(Web page and app entries)

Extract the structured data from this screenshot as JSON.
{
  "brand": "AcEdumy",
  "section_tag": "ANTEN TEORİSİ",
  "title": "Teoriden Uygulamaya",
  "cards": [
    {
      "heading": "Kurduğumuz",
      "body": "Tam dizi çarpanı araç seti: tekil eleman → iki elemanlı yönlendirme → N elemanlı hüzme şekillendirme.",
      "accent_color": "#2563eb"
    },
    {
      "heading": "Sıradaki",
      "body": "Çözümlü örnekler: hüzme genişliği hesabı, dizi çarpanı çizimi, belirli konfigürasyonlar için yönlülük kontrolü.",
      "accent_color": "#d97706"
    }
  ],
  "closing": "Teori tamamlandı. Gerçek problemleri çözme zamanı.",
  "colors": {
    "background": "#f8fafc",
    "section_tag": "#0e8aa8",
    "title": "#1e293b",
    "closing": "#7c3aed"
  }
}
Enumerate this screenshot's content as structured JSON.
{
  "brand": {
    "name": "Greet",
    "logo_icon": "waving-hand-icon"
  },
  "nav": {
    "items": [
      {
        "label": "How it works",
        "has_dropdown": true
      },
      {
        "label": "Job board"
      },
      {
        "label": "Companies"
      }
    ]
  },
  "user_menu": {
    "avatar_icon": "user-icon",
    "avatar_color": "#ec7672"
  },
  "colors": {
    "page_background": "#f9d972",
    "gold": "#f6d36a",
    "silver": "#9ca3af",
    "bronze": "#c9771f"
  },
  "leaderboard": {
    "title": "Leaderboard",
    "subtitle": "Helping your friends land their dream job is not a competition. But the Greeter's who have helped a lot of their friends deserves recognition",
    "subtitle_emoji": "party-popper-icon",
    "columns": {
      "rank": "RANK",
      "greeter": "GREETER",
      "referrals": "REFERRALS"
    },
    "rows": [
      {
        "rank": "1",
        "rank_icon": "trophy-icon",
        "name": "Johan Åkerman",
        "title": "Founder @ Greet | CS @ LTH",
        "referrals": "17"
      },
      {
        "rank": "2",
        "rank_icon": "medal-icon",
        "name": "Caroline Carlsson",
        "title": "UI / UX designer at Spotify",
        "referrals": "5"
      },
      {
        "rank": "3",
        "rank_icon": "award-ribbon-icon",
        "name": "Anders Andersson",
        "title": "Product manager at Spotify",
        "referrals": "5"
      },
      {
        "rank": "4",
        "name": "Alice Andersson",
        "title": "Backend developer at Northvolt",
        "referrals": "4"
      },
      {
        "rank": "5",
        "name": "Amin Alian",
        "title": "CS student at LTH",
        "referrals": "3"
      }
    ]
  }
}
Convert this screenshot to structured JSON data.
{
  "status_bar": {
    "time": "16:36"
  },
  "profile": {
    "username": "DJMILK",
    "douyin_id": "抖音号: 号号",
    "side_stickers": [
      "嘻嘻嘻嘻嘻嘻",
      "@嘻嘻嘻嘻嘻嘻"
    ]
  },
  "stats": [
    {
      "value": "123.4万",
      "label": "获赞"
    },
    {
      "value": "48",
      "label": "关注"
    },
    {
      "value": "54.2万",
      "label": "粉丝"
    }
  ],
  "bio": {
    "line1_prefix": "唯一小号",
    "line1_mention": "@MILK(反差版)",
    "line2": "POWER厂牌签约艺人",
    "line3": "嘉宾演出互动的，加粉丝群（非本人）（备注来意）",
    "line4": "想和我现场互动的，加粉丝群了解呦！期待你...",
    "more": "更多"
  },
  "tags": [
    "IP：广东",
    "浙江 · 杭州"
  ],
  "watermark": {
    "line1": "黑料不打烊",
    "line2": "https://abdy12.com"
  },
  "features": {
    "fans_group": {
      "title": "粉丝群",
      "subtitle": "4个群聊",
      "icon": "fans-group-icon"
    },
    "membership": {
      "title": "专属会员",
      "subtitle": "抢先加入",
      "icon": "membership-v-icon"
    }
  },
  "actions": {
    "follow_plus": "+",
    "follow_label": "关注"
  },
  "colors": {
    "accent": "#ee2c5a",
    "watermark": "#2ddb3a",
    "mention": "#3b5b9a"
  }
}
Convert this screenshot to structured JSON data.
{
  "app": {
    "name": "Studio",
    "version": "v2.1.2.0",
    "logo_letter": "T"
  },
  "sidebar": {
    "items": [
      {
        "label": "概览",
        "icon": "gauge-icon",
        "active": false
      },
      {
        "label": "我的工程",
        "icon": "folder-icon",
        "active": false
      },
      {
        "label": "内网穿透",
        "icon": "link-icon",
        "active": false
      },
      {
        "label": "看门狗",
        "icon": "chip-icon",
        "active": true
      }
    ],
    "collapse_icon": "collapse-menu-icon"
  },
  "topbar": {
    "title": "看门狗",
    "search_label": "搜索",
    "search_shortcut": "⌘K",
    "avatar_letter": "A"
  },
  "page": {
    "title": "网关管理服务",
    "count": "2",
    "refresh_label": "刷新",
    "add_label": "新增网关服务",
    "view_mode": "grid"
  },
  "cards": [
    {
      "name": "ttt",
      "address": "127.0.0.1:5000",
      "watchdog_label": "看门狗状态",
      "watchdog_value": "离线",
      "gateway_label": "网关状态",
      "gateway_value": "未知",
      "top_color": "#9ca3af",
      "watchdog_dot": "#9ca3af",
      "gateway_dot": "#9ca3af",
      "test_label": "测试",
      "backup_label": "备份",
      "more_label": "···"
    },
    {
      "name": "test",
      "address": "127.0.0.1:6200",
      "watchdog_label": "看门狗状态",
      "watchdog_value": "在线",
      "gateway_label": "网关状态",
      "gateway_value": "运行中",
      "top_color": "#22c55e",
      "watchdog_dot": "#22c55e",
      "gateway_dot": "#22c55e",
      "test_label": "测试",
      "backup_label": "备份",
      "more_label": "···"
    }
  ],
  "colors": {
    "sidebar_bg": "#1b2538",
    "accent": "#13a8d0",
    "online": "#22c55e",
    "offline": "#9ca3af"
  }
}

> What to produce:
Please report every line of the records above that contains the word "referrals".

> Your solution:
      "referrals": "REFERRALS"
        "referrals": "17"
        "referrals": "5"
        "referrals": "5"
        "referrals": "4"
        "referrals": "3"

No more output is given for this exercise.